On Aug. 12, Crosby and Merrill Raschein joined Mote researchers onboard Rainbow Reef’s dive boat to outplant the first 50 elkhorn and 50 staghorn corals at French Reef.

“The fact they’ll be able to do what they’ve done in the Lower Keys here in Key Largo, where there’s so much action on the reef and diving, I’m excited about it,” she said.

Crosby said Mote searched for a site with great water quality and plenty of space in Key Largo. More importantly, Crosby said they needed a property owner who was a visionary philanthropically. Crosby said Mark Walsh, owner of Key Largo’s Reefhouse and the Opal Collection, recognized Mote’s leadership and science-based restoration. Walsh pledged the property and $1.5 million to address the coral restoration response.

Walsh’s family business began in the 1970s when his dad bought the Holiday Inn in Marathon. Walsh is also the owner of Pier B in Key West. Upon hearing claims that cruise ships were affecting the reef, Walsh set out to do some research. He ultimately found himself on Crosby’s doorsteps.  

“I thought if those reefs were above ground and everyone could see them dying right in front of your eyes, the money that Crosby was talking about, to me in a state like this, should be easy to raise,” he said. “We thought this was a great cause. We asked him what he needed. And we were all on board.”

With the nursery up and running, Sarah Hamlyn, Mote senior biologist, said they will focus on getting coral propagated and creating an offshore nursery. Hamlyn said French Reef was once a good habitat for elkhorn and staghorn species. 

“They’re really great fish habitat corals,” Hamlyn said. “Elkhorn is also a robust coral that helps in building the reef.”

During the ceremony, state Rep. Jim Mooney provided Crosby with a $1 million check. Funds were secured during the 2021-22 legislative session in Tallahassee. Mooney said it wouldn’t have been possible without the help of state Sen. Ana Maria Rodriguez.

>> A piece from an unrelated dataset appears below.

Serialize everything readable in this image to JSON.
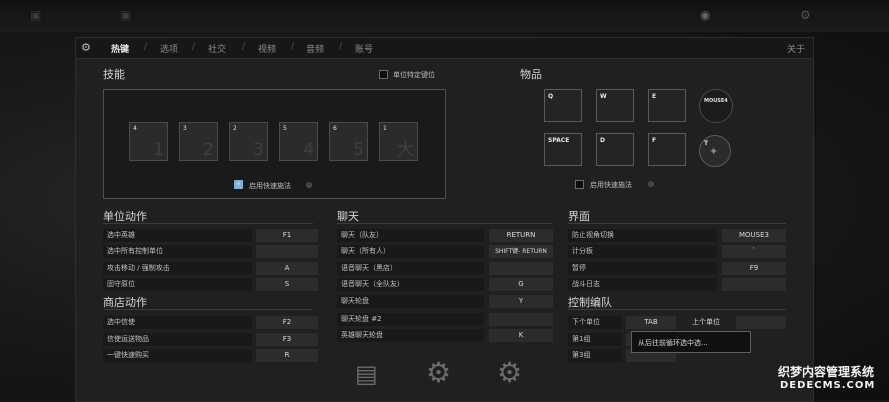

Jim McCarthy is a Western New Yorkers who escaped the snow and frigid temperatures for warm living by the water. A former crime & court reporter and city editor for two Western New York newspapers, Jim has been honing his craft since he graduated from St. Bonaventure University in 2014. In his 3-plus years in the Keys, Jim has enjoyed connecting with the community. “One of my college professors would always preach to be curious,” he said. “Behind every person is a story that’s unique to them, and one worth telling. As writers, we are the ones who paint the pictures in the readers minds of the emotions, the struggles and the triumphs.” Jim is past president of the Key Largo Sunset Rotary Club, which is composed of energetic members who serve the community’s youth and older populations. Jim is a sports fanatic who loves to watch football, mixed martial arts and golf. He loves to hit the links and play some softball with his Make A Play team. He also enjoys time with family and his new baby boy, Lucas, who arrived Oct. 4, 2022.